This ride has still to be checked out, Full details will be posted via the google group on or after 20 January.
Trains – catch the 10 05 from Brighton to Berwick
Return is every hour at 55 minutes past the hour from Berwick station
Angela and Nick
The Last Ride –Nick’s Report
Hassocks to Lewes
‘We have the right of way here too, you idiot!’, I yelled as the car accelerated
away from us. Sikka joined me in admonishing the unpleasant 4×4 driver,
who had stopped briefly to tell us why he thought roads were for car drivers
only. The unhinged motorist may not have heard our disapproving shouts
as he sped away, but yelling at this narrow-minded fool was certainly
therapeutic for us.
We were relieved to find that the example of car driver road rage was an isolated incident in an otherwise blissful 18-mile cycle ride from Hassocks station for lunch in Lewes, on a mild day in January.

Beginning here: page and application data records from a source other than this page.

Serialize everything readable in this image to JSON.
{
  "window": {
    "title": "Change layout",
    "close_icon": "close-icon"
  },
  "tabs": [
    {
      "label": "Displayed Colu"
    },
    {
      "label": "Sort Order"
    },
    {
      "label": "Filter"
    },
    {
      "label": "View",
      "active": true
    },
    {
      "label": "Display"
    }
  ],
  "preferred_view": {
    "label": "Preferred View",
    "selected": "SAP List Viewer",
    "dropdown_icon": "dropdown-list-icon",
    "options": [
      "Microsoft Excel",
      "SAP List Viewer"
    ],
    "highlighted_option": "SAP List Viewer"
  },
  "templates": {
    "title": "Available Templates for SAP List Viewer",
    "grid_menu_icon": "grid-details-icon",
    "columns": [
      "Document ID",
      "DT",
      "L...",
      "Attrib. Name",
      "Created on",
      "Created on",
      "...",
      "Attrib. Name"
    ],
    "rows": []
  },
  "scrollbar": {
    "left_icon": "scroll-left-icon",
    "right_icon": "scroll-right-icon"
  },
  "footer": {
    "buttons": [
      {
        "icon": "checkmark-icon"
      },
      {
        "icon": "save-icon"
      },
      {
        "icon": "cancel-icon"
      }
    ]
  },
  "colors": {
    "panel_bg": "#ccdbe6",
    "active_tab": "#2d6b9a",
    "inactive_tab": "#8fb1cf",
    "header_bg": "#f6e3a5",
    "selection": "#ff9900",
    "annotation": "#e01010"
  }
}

As well as ride leaders Tessa & Sikka, it was Angela D, Angela C, Joyce, John, Doris, David & Nick who comprised the Clarionista nine for Sunday’s ride.
It was a short cycle ride of only a few miles to the coffee stop at the Plough Inn, which opened at noon. We arrived a few minutes before midday, so had time to sample the vegan biscuits Tessa & Sikka had generously brought along to share with us.
Although I had visited the Plough Inn before, I’m not sure I had ever ventured inside. The pub decor consisted of a spitfire & biplane hanging from the ceiling, motorbike illustrations, a bus stop sign and pop music ephemera from the 1970s (Bob Marley, The Clash & Marc Bolan). I was particularly interested in the Marc Bolan ‘Say it loud’ promotional poster for the NME (circa 1970?) displayed on the wall.
As we drank our coffee, the room was warmed up by a blazing coal fire next to the table we were sitting at. The pub jukebox treated us to a UB40 track (So Here I Am), followed by St Etienne’s version of Neil Young’s ‘Only Love Can Break Your Heart.’ I thought the coffee we were drinking was a little weak, so appreciated Frankie Valentine’s lively syncopated electro Latin grooves (identified by Shazam as the track ‘Spanish Dance’) to help us get in the mood for the ride to Lewes for lunch.
Tessa was right to warn us of the badly cracked concrete path which formed part of the route to Lewes. Recent heavy rain had left the path waterlogged in places and was potentially treacherous for cyclists. We all concluded that walking our bikes along the disintegrating path was the best approach, even if we had to cope with wet feet when walking through the occasionally deep puddles of water.
The route to Lewes was fairly straightforward (via Cooksbridge & part of the A275). Although Tessa & Sikka said they had cycled it many times, it was all new to me. I think I counted only one or two steepish hills we had to cycle up, which is quite rare in East Sussex.
Crossing the River Ouse towards Lewes, it didn’t take long for the familiar Harvey’s Brewery building to appear. Our lunch stop (and ride end) was across the road from the brewery in the John Harvey Tavern. I had visited this pub for the first time earlier in the week and sampled what I thought was an alcohol free beer for Dry January. Their ‘low alcohol’ beers do actually contain some alcohol, so I opted for a pint of lime & soda this time.
I had a bag of chilli peanuts to accompany my pint of lime & soda for my Dry January/Veganuary lunchtime experience. Most of the other Clarion cyclists had a more substantial meal though. Joyce’s vegetable curry option looked particularly appealing.
The CND t-shirt I was wearing prompted Joyce to recall the anti nuclear demo she went to outside Faslane nuclear submarine base in Scotland a few years ago. Other topics discussed over lunch included the inevitability of Scottish independence, HS2 and how we all hoped to be flying around with jet packs very soon.
Thanks to Tessa & Sikka for an efficiently organised cycle ride with plenty of memorable moments. None of us got lost either, which must be a Clarion first!